Problem to solve: Report each line of the data below in which "true" appears.

Records for the exercise:
Segment Open
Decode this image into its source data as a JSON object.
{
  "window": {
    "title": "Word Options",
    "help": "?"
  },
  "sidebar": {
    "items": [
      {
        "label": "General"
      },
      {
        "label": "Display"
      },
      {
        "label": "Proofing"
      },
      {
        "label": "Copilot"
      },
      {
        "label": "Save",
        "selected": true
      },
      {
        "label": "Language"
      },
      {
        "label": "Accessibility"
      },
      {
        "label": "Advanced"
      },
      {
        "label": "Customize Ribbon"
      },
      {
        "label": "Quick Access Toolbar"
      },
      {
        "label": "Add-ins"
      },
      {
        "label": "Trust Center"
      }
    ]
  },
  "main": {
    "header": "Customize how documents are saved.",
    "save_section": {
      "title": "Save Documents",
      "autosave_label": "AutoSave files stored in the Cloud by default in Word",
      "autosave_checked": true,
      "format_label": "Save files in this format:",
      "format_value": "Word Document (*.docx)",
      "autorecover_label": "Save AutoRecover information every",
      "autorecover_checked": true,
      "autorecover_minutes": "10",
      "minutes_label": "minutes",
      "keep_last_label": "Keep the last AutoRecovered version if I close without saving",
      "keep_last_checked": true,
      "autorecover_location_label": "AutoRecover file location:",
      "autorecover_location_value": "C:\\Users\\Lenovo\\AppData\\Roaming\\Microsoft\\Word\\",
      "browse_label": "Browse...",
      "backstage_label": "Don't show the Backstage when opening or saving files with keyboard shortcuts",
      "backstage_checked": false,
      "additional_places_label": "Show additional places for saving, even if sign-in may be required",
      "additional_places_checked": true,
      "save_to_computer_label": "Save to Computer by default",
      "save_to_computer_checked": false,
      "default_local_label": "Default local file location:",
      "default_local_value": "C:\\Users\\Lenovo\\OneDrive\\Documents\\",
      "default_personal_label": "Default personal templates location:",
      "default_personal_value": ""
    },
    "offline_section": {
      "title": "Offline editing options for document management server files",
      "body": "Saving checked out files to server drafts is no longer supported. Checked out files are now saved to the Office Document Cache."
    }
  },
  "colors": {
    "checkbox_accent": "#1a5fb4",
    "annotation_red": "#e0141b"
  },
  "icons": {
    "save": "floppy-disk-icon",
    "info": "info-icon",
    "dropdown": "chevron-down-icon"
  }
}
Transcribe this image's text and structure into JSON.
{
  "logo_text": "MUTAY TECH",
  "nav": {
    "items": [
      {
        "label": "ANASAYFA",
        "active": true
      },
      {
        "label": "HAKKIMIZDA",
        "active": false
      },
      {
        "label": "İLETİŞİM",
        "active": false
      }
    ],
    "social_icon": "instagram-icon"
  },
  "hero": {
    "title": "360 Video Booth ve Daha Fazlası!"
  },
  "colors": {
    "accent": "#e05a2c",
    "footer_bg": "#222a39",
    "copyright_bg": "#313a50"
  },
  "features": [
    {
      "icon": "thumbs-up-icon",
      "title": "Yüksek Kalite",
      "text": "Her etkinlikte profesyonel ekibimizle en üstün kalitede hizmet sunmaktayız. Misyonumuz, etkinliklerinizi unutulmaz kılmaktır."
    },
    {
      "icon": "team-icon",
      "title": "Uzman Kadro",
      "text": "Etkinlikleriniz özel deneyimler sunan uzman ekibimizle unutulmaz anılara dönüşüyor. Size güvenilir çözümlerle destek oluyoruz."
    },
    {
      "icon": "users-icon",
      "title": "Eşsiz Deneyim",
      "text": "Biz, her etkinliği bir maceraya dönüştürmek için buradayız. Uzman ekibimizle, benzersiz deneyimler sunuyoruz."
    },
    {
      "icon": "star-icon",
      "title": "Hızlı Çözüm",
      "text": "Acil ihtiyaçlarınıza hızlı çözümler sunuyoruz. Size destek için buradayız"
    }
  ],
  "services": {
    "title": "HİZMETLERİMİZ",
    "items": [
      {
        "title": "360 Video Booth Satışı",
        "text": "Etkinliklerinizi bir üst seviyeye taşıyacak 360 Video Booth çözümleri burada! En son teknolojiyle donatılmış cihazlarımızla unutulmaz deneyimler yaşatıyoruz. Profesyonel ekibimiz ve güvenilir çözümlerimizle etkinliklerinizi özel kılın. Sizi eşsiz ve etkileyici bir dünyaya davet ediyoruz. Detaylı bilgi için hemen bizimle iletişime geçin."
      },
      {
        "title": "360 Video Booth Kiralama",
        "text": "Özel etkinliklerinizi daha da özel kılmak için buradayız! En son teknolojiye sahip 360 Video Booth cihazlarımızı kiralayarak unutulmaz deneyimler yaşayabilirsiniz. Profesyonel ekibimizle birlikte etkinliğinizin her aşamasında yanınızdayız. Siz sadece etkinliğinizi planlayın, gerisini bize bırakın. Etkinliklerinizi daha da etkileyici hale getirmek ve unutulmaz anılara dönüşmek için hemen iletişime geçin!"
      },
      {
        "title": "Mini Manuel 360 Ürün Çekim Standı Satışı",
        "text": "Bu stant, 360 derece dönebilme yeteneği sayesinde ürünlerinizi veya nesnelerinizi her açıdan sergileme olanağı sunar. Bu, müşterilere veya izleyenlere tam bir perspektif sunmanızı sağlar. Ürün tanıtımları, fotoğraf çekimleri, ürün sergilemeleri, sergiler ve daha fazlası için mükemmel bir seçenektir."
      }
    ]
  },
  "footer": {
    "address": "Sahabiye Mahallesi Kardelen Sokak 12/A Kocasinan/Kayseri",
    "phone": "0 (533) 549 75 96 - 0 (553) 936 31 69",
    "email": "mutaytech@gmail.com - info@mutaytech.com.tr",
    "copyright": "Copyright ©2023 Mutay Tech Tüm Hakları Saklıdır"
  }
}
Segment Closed
Result:
        "selected": true
      "autosave_checked": true,
      "autorecover_checked": true,
      "keep_last_checked": true,
      "additional_places_checked": true,
        "active": true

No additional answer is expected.